@jo: No. Actually, this time I think LL really has gone too far. On the plus side for Linden Lab, now that it is losing the interest and support of its greatest content creators, it will have more land and leverage to create all those dull and useless spaces! YEA for dull! AND THEN they can promote them in their ever-useful SHOWCASE! YAY!

@casetomorrow: I have said it before and I will say it again. Content creators, UNITE! We don't need to submit to one corporate master anymore. In fact, now more than ever before, we can build our world(s), our dream(s), and we don't have to depend on SL to do it.

Corcosman said...

Well, to be fair, Bettina has not presented this as a melodramatic situation, there is no call to abandon ship or "Log Off! Now!" to quote the CSI screenwriters.

As has been pointed out in the comments, this is another example of the Lab veering drastically on land policy. It has happened before, it seems likely it will happen again. It's the nature of the beast.

As virtual worlds become more numerous, it may be prudent to take a look at what is available. Exploring or even maintaining a presence in a number of locations does not mean a total abandonment of presence in SL.

Bettina is just saying, for her, it's time to take a look at some available alternatives.

As a very casual Resident of SL, I rely on explorers like Bettina, Sophrosyne and Fleep Tuque for objective reporting of what is "out there", both in Second Life and on other platforms. For me, they are trustworthy sources of information.

Unknown said...

the other very viable option is to host our own sims and venture out to other grids or invite friends in as and when we choose. For me this is looking like the best choice so far and with a like minded bunch of friends it needn't be so lonely as standalone sims once were. We can perhaps create our own connected grid? Utopian thoughts, yes :) so many RL issues to deal with yet.

Todd said...

@kumi - do you have the bandwith to do this? it requires a large amount of upstream bandwith to run a region. Most DSL and Cable systems have a decent download speed, but not upload.

Anonymous said...

Let's not forget that LL is also working on opensourcing the servercode, and don't also forget that they are working on teleporting to Opensim, so what kumi is saying will soon be possible. LL has something in their minds and we can only guess what it is, but definitely it won't run itself down.
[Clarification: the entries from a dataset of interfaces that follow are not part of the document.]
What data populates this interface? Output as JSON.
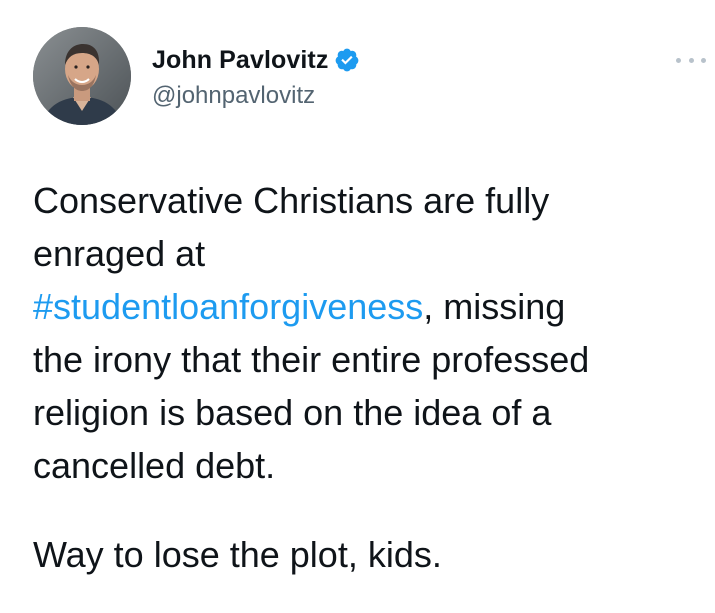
{
  "author": {
    "name": "John Pavlovitz",
    "handle": "@johnpavlovitz",
    "verified": true,
    "verified_icon": "verified-badge-icon",
    "verified_color": "#1d9bf0"
  },
  "more_icon": "more-horizontal-icon",
  "tweet": {
    "line_1": "Conservative Christians are fully",
    "line_2": "enraged at",
    "hashtag": "#studentloanforgiveness",
    "line_3_rest": ", missing",
    "line_4": "the irony that their entire professed",
    "line_5": "religion is based on the idea of a",
    "line_6": "cancelled debt.",
    "paragraph_2": "Way to lose the plot, kids."
  },
  "colors": {
    "text": "#0f1419",
    "secondary": "#536471",
    "link": "#1d9bf0"
  }
}
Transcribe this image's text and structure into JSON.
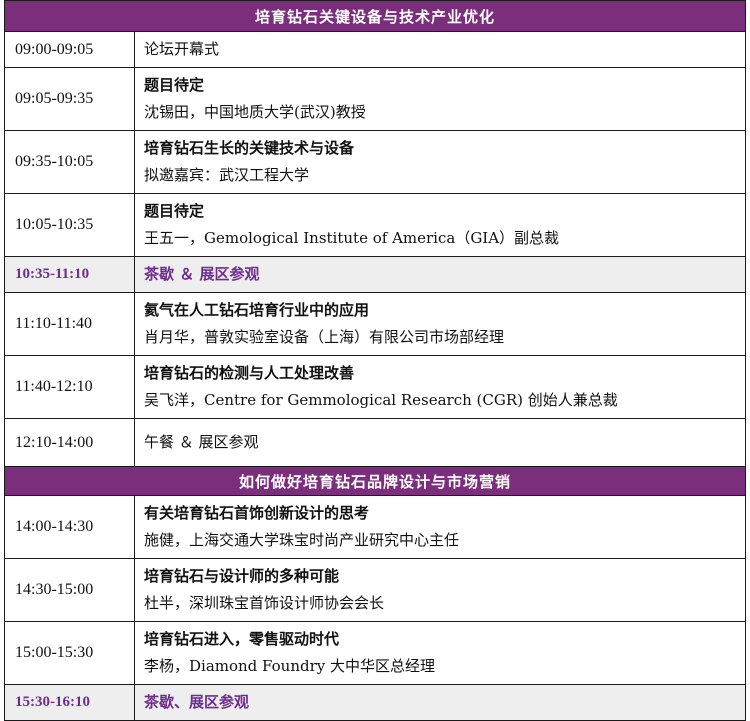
{
  "sections": [
    {
      "title": "培育钻石关键设备与技术产业优化",
      "rows": [
        {
          "time": "09:00-09:05",
          "topic": "",
          "speaker": "论坛开幕式",
          "kind": "plain"
        },
        {
          "time": "09:05-09:35",
          "topic": "题目待定",
          "speaker": "沈锡田，中国地质大学(武汉)教授",
          "kind": "talk"
        },
        {
          "time": "09:35-10:05",
          "topic": "培育钻石生长的关键技术与设备",
          "speaker": "拟邀嘉宾：武汉工程大学",
          "kind": "talk"
        },
        {
          "time": "10:05-10:35",
          "topic": "题目待定",
          "speaker": "王五一，Gemological Institute of America（GIA）副总裁",
          "kind": "talk"
        },
        {
          "time": "10:35-11:10",
          "topic": "茶歇 ＆ 展区参观",
          "speaker": "",
          "kind": "break"
        },
        {
          "time": "11:10-11:40",
          "topic": "氦气在人工钻石培育行业中的应用",
          "speaker": "肖月华，普敦实验室设备（上海）有限公司市场部经理",
          "kind": "talk"
        },
        {
          "time": "11:40-12:10",
          "topic": "培育钻石的检测与人工处理改善",
          "speaker": "吴飞洋，Centre for Gemmological Research (CGR) 创始人兼总裁",
          "kind": "talk"
        },
        {
          "time": "12:10-14:00",
          "topic": "",
          "speaker": "午餐 ＆ 展区参观",
          "kind": "plain"
        }
      ]
    },
    {
      "title": "如何做好培育钻石品牌设计与市场营销",
      "rows": [
        {
          "time": "14:00-14:30",
          "topic": "有关培育钻石首饰创新设计的思考",
          "speaker": "施健，上海交通大学珠宝时尚产业研究中心主任",
          "kind": "talk"
        },
        {
          "time": "14:30-15:00",
          "topic": "培育钻石与设计师的多种可能",
          "speaker": "杜半，深圳珠宝首饰设计师协会会长",
          "kind": "talk"
        },
        {
          "time": "15:00-15:30",
          "topic": "培育钻石进入，零售驱动时代",
          "speaker": "李杨，Diamond Foundry 大中华区总经理",
          "kind": "talk"
        },
        {
          "time": "15:30-16:10",
          "topic": "茶歇、展区参观",
          "speaker": "",
          "kind": "break"
        }
      ]
    }
  ],
  "colors": {
    "section_bg": "#7a2e7c",
    "break_text": "#6e2c8d",
    "break_bg": "#eeeeee"
  }
}
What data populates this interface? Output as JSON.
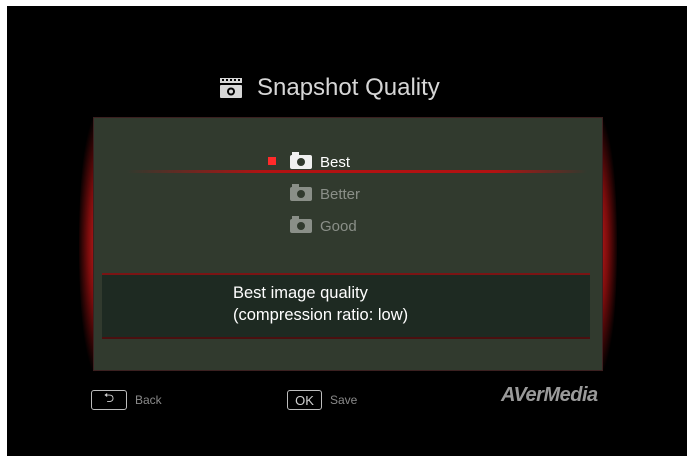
{
  "header": {
    "title": "Snapshot Quality",
    "icon": "snapshot-icon"
  },
  "menu": {
    "items": [
      {
        "label": "Best",
        "icon": "camera-icon",
        "selected": true
      },
      {
        "label": "Better",
        "icon": "camera-icon",
        "selected": false
      },
      {
        "label": "Good",
        "icon": "camera-icon",
        "selected": false
      }
    ]
  },
  "description": {
    "line1": "Best image quality",
    "line2": "(compression ratio: low)"
  },
  "footer": {
    "back_key": "⮌",
    "back_label": "Back",
    "ok_key": "OK",
    "save_label": "Save",
    "brand": "AVerMedia"
  },
  "colors": {
    "accent": "#d21f1f",
    "panel": "#313a2e",
    "selected_dot": "#ff2a2a"
  }
}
They know why they are here and what they are all about.

Everything seems loom and gloom, and it is certainly bad timing, and the emotional aspect that their decision creates makes it a really bad thing.

And true, there are other VWs out there making a "run for their money", but remember also that if not for SL, when will we have a virtual world like it? If not for SL, would Openlife, Twinity and such follow? They are learning from LL's mistakes. There may be other VWs prior to SL, but Linden was the one able to make SL and showed through us the residents what is possible, only others followed.
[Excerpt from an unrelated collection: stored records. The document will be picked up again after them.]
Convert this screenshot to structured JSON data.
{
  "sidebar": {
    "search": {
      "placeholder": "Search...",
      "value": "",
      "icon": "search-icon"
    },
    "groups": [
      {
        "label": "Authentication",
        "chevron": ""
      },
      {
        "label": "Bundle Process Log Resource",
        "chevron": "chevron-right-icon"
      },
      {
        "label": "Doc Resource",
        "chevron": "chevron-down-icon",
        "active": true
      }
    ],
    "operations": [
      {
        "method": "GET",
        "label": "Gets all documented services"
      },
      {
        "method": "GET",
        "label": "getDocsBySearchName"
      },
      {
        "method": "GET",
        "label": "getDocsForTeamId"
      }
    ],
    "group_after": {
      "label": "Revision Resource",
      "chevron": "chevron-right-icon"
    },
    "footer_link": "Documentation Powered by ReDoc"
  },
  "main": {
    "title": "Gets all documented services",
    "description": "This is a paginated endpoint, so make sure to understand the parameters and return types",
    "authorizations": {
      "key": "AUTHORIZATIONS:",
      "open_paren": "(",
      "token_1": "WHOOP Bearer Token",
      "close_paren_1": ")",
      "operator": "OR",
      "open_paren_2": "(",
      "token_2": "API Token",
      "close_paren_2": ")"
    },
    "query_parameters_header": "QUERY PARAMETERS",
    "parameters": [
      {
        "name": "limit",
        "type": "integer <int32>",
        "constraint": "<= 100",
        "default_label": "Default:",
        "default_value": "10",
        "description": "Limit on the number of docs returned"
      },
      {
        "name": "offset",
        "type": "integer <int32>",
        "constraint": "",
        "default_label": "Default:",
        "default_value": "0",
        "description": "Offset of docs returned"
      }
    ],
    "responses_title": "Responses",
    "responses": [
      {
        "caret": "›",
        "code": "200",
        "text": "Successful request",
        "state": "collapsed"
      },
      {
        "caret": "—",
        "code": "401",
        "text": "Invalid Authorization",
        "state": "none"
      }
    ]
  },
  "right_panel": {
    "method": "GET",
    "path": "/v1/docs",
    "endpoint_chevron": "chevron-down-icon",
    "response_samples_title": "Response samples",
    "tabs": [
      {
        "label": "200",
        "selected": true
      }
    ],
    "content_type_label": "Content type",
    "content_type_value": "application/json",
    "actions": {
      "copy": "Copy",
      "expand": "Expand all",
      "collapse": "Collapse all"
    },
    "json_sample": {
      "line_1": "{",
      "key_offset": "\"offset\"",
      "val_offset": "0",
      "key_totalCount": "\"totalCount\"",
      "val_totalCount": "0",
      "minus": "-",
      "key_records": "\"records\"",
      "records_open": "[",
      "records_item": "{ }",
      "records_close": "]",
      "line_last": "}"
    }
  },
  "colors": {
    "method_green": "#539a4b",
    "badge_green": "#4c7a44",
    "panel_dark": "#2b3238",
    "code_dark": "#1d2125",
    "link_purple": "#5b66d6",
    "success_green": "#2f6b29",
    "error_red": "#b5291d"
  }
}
Unknown said...

For those interested in other virtual worlds a look at this Youtube video will provide a quick glimpse at some of the others.


It provides a fairly good overview of the current scene though the producer didn't highlight the strengths of each or find the most interesting areas within each to present. Still a great overview and stepping off point for further exploration.

As far as Linden Labs creating the modern user generated world they are far from the first. Both Worlds.com and Active Worlds entered the market in the mid 90s (1995 for Active Worlds) and one can visit Active Worlds today and see builds from 1995 that look very much like current SL builds.

Additionally graphical 3D worlds owe a great deal to the MOOs and MUDs of the text based era where users were able to create text based descriptions of scenes and items and then others could explore by 'looking' in different directions, walking, and 'looking at' things. These text based universes were multiuser so of course chatting and group interaction was as rich and interesting as todays graphical synthetic worlds.

Second Life may have been the first to gain widespread name recognition but the majority of their concepts were taken from the true pioneers that came well before them.